In the entries below, filter for the word "bronze" and copy every matching line.

Top of Data for this task

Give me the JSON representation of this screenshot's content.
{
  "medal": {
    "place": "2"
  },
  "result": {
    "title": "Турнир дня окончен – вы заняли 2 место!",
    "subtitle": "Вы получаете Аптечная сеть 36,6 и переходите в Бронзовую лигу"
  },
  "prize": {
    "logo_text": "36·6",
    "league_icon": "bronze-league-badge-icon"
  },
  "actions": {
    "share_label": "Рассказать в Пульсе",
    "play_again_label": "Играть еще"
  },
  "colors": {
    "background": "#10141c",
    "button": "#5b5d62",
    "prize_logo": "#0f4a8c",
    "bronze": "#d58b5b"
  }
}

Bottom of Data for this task
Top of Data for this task

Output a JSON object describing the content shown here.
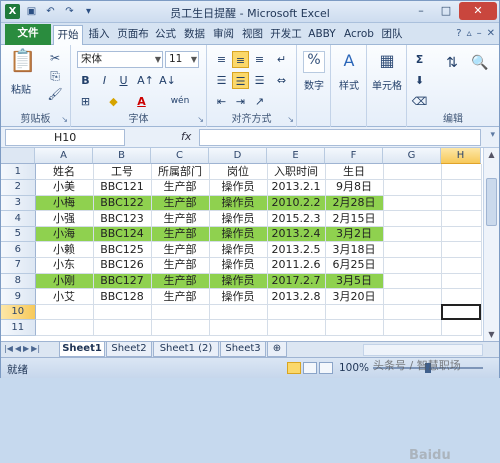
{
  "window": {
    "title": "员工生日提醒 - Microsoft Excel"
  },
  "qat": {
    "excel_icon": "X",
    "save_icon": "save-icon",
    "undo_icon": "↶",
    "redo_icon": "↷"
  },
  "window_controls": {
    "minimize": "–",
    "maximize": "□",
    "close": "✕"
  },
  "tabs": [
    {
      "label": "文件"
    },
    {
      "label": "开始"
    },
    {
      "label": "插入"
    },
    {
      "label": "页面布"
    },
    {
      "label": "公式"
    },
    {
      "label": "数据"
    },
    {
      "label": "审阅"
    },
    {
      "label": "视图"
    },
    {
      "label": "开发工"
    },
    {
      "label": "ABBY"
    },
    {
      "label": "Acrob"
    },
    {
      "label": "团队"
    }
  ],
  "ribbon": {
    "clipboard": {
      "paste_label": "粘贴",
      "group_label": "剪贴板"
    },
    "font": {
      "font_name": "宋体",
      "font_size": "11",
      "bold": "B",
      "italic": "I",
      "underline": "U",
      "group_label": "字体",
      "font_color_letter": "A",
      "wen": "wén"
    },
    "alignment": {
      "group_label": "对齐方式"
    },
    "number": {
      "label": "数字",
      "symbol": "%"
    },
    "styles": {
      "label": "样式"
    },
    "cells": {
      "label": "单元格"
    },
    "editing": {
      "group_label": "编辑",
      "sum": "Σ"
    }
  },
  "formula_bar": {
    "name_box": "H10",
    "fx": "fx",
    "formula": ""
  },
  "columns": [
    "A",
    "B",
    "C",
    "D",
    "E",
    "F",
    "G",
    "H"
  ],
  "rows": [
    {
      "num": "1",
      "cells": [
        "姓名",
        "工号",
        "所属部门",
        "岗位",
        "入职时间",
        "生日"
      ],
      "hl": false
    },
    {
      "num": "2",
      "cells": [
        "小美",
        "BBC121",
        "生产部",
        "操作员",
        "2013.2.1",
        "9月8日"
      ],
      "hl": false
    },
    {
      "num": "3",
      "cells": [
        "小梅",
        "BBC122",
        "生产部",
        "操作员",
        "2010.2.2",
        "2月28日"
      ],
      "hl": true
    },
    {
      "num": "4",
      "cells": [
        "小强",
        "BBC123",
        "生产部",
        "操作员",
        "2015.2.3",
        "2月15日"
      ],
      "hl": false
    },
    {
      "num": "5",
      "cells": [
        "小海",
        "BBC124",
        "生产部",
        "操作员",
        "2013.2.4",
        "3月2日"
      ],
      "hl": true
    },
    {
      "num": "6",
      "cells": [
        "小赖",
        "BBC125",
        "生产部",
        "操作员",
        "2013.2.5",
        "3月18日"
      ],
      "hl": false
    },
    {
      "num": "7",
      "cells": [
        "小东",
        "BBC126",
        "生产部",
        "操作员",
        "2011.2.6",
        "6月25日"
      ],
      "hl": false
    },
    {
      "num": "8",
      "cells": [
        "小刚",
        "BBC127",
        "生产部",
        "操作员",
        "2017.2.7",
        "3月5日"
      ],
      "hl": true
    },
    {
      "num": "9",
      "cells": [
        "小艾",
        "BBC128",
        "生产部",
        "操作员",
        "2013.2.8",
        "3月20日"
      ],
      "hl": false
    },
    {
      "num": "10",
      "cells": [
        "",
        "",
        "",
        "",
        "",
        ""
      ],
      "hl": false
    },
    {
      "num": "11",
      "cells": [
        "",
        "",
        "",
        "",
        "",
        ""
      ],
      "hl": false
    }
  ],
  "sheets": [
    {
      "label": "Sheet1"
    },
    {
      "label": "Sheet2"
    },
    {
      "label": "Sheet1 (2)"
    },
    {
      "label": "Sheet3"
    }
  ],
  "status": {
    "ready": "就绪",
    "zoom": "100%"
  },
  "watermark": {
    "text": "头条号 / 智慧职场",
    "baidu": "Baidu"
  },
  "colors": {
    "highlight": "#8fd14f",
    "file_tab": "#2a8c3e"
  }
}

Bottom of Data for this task

• [Answer to this problem]
    "league_icon": "bronze-league-badge-icon"
    "bronze": "#d58b5b"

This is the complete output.